SCIENTIFIC NAME: Melanerpes erythrocephalus
DESCRIPTION: The red-headed woodpecker (melanerpes erythrocephalus) is the only eastern woodpecker with an entirely red head. It has a solid black back, white rump and large white patches on the wings, making the lower back appear white when the bird is at rest. Immature birds appear to have a dusky colored head. Its voice is a loud queer or queeah sound.
DISTRIBUTION: It inhabits areas east of the Rocky Mountains from southern
HABITAT: The red-headed woodpecker is found in a number of habitat types including: wooded savannas, open woodlands, riparian forests, orchards, suburbia and agricultural lands.

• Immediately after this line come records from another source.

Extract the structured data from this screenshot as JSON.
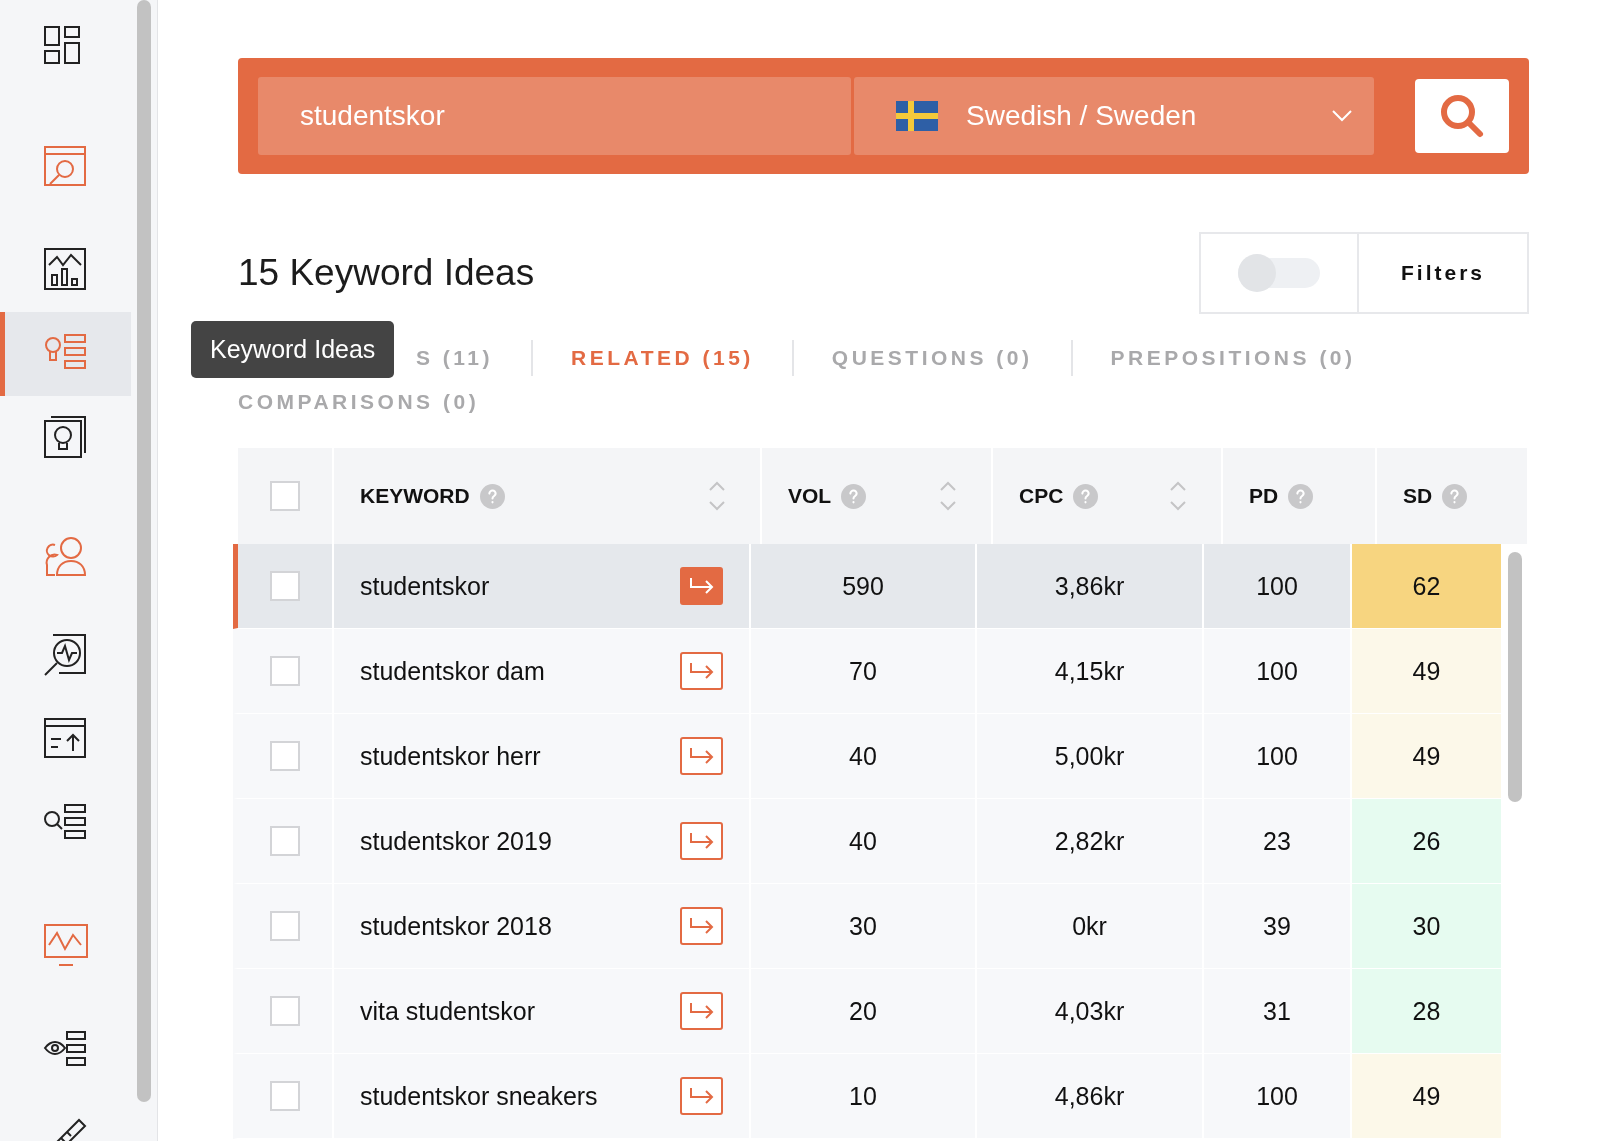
{
  "sidebar": {
    "items": [
      {
        "selected": false
      },
      {
        "selected": false
      },
      {
        "selected": false
      },
      {
        "selected": true
      },
      {
        "selected": false
      },
      {
        "selected": false
      },
      {
        "selected": false
      },
      {
        "selected": false
      },
      {
        "selected": false
      },
      {
        "selected": false
      },
      {
        "selected": false
      },
      {
        "selected": false
      }
    ],
    "tooltip": "Keyword Ideas"
  },
  "search": {
    "value": "studentskor",
    "language": "Swedish / Sweden"
  },
  "results_title": "15 Keyword Ideas",
  "filters": {
    "toggle_on": false,
    "label": "Filters"
  },
  "tabs": [
    {
      "label": "S (11)",
      "selected": false
    },
    {
      "label": "RELATED (15)",
      "selected": true
    },
    {
      "label": "QUESTIONS (0)",
      "selected": false
    },
    {
      "label": "PREPOSITIONS (0)",
      "selected": false
    },
    {
      "label": "COMPARISONS (0)",
      "selected": false
    }
  ],
  "table": {
    "select_all_checked": false,
    "columns": [
      {
        "label": "KEYWORD",
        "sortable": true
      },
      {
        "label": "VOL",
        "sortable": true
      },
      {
        "label": "CPC",
        "sortable": true
      },
      {
        "label": "PD",
        "sortable": false
      },
      {
        "label": "SD",
        "sortable": false
      }
    ],
    "rows": [
      {
        "keyword": "studentskor",
        "vol": "590",
        "cpc": "3,86kr",
        "pd": "100",
        "sd": "62",
        "color": "#f7d580",
        "selected": true,
        "checked": false
      },
      {
        "keyword": "studentskor dam",
        "vol": "70",
        "cpc": "4,15kr",
        "pd": "100",
        "sd": "49",
        "color": "#fcf8e9",
        "selected": false,
        "checked": false
      },
      {
        "keyword": "studentskor herr",
        "vol": "40",
        "cpc": "5,00kr",
        "pd": "100",
        "sd": "49",
        "color": "#fcf8e9",
        "selected": false,
        "checked": false
      },
      {
        "keyword": "studentskor 2019",
        "vol": "40",
        "cpc": "2,82kr",
        "pd": "23",
        "sd": "26",
        "color": "#e6fbf0",
        "selected": false,
        "checked": false
      },
      {
        "keyword": "studentskor 2018",
        "vol": "30",
        "cpc": "0kr",
        "pd": "39",
        "sd": "30",
        "color": "#e6fbf0",
        "selected": false,
        "checked": false
      },
      {
        "keyword": "vita studentskor",
        "vol": "20",
        "cpc": "4,03kr",
        "pd": "31",
        "sd": "28",
        "color": "#e6fbf0",
        "selected": false,
        "checked": false
      },
      {
        "keyword": "studentskor sneakers",
        "vol": "10",
        "cpc": "4,86kr",
        "pd": "100",
        "sd": "49",
        "color": "#fcf8e9",
        "selected": false,
        "checked": false
      }
    ]
  }
}
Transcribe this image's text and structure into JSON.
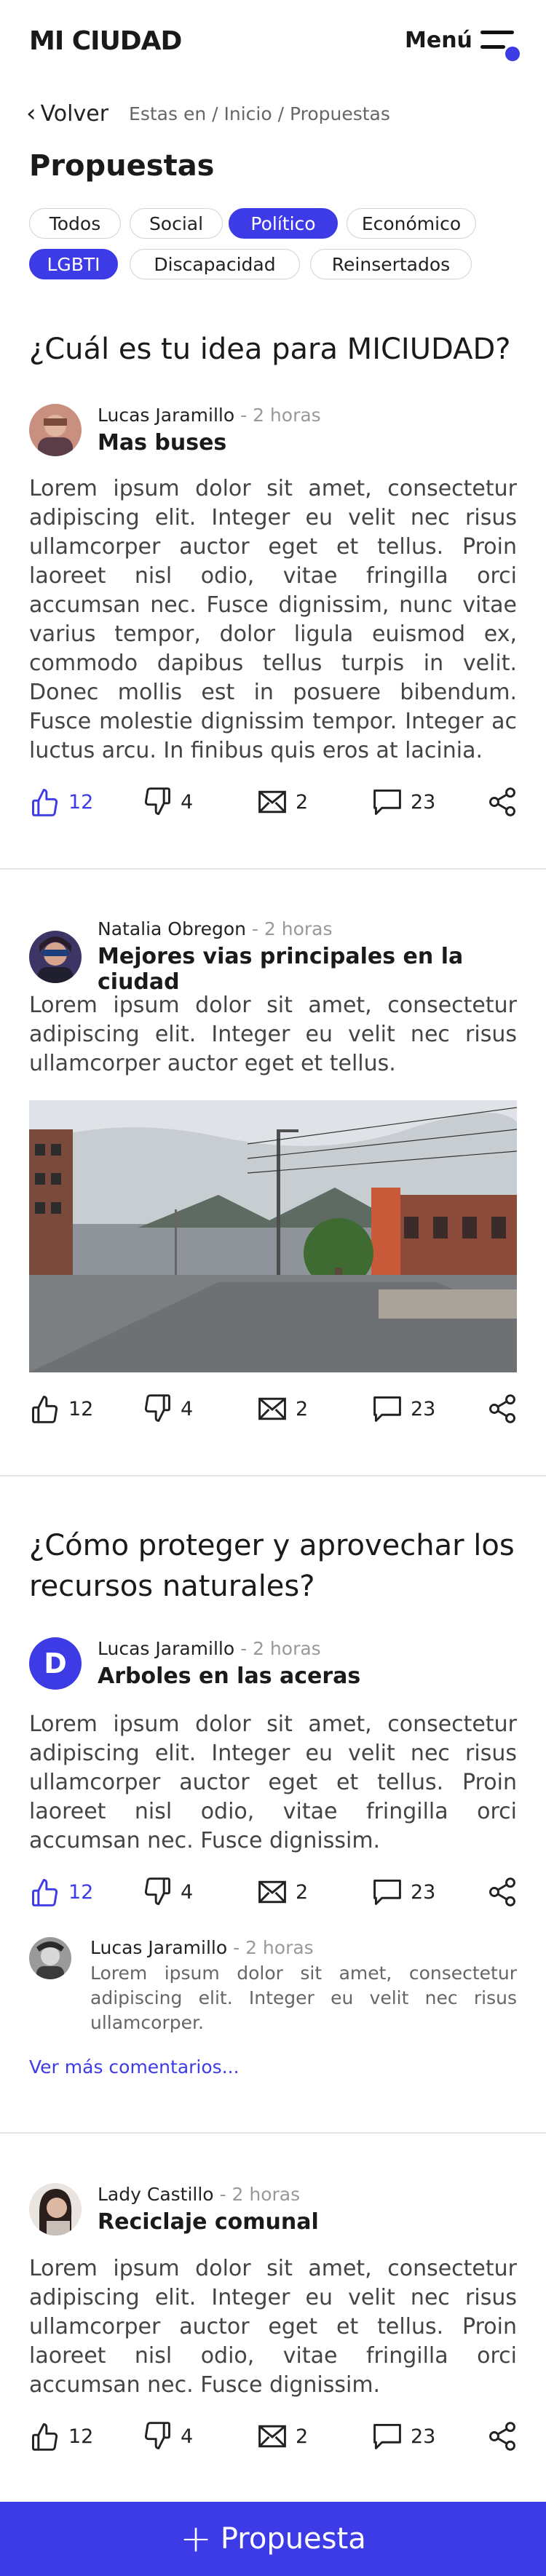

Preferred habitat includes dead trees for nest sites, relatively open undergrowth, and access to the ground for foraging.
FEEDING HABITS: Unlike other woodpeckers, Melanerpes erythrocephalus rarely excavates holes for insects. They mostly use the fly and catch technique to capture insects from the air or sometimes they spot prey from a branch and fly down to capture it. The majority of their diet consists of nuts, fruits and cultivated crops such as acorns, beech nuts and corn. Nuts and acorns are stored in cracks and crevices in trees. The remaining portion of their diet includes animal prey such as beetles, ants, grasshoppers, mice, eggs and young birds.
Peterson, R.T. 1980. Peterson Field Guide (Eastern Birds). Houghton Mifflin Company,
Cornell Laboratory of Ornithology. 2000.
AUTHOR: Adam Pritchett, Wildlife Biologist, Division of Wildlife and Freshwater Fisheries